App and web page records
------------------------------------------------------------------------
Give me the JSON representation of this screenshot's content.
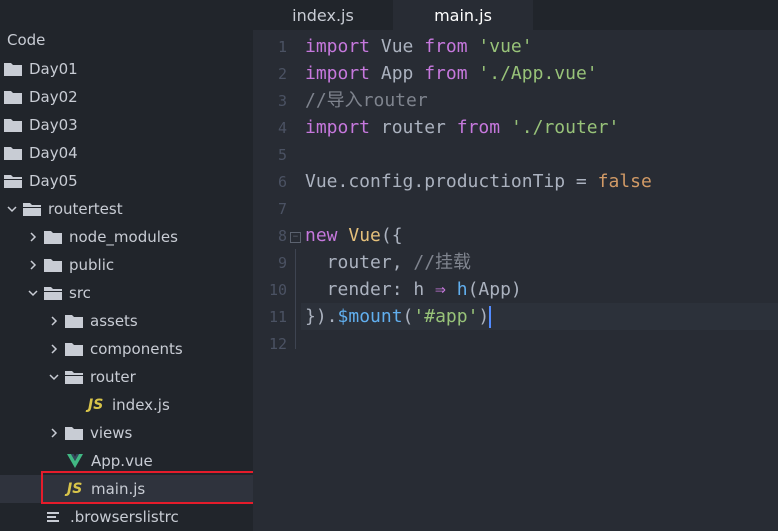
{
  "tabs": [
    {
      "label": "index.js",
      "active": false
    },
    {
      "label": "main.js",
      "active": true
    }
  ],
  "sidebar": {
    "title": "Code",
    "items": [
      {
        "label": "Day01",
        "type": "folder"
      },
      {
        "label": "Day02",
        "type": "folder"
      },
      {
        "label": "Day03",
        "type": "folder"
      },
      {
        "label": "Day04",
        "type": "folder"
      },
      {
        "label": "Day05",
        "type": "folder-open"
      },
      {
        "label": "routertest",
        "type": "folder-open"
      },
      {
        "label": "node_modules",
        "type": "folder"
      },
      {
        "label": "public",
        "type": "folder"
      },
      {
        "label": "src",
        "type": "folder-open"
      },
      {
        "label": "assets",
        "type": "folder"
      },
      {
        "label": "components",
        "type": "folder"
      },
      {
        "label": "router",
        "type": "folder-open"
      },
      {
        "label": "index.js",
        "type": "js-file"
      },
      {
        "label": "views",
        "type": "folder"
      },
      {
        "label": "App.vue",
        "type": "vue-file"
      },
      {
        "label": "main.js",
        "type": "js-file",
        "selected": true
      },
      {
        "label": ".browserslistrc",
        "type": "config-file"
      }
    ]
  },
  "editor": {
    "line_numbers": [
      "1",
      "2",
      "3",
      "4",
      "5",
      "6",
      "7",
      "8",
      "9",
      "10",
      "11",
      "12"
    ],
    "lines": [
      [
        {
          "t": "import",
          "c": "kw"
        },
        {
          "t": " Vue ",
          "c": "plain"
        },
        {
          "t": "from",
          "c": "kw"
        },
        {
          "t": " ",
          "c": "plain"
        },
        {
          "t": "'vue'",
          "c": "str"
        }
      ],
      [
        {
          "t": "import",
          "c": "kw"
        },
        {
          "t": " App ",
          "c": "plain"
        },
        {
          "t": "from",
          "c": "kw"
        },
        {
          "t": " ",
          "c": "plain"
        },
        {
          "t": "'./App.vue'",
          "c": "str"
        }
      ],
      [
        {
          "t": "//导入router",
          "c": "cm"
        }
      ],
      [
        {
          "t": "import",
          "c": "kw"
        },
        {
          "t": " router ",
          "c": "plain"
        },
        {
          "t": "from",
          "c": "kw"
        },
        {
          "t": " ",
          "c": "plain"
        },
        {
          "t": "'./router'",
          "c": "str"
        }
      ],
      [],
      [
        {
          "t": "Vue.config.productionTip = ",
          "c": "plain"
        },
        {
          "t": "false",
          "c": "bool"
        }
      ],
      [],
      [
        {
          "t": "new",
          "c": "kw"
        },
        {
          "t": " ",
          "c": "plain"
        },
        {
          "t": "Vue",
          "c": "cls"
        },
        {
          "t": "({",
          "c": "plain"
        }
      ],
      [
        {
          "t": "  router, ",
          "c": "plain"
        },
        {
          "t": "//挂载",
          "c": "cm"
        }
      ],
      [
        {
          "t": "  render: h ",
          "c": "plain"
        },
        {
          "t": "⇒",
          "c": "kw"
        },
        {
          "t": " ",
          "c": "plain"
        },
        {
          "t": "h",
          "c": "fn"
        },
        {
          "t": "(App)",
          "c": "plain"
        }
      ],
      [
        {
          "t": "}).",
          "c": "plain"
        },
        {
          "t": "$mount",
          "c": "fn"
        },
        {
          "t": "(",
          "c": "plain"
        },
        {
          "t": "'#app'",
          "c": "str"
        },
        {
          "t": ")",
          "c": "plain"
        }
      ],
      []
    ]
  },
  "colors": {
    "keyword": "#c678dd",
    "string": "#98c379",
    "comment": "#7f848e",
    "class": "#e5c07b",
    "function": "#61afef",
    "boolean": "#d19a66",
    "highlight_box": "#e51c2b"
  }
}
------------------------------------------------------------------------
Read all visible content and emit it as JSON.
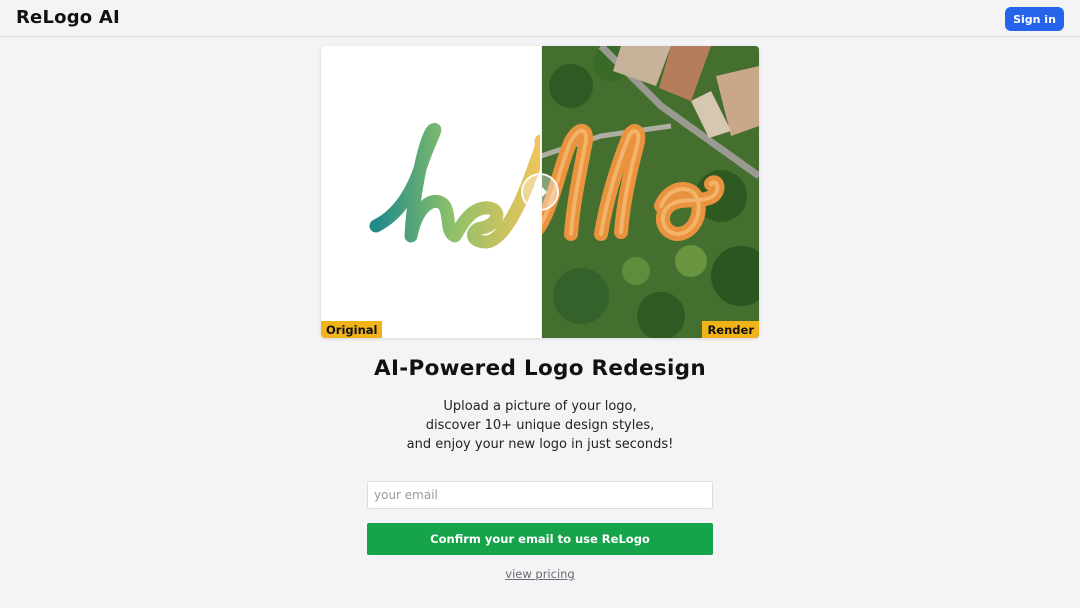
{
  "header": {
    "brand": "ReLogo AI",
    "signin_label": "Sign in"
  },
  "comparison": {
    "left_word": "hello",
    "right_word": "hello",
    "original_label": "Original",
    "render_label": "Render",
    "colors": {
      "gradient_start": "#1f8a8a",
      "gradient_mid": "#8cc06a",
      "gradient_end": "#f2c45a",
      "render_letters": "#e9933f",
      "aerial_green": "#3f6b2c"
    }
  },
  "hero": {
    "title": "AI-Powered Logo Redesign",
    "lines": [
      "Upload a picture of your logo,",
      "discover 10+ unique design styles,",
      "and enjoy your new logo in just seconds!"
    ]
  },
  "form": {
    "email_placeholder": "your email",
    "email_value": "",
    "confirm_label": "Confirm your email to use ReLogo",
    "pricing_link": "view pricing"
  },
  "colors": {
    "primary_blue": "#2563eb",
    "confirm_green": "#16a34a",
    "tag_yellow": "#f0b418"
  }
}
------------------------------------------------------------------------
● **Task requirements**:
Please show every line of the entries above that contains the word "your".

● **Exercise output**:
      "Upload a picture of your logo,",
      "and enjoy your new logo in just seconds!"
    "email_placeholder": "your email",
    "confirm_label": "Confirm your email to use ReLogo",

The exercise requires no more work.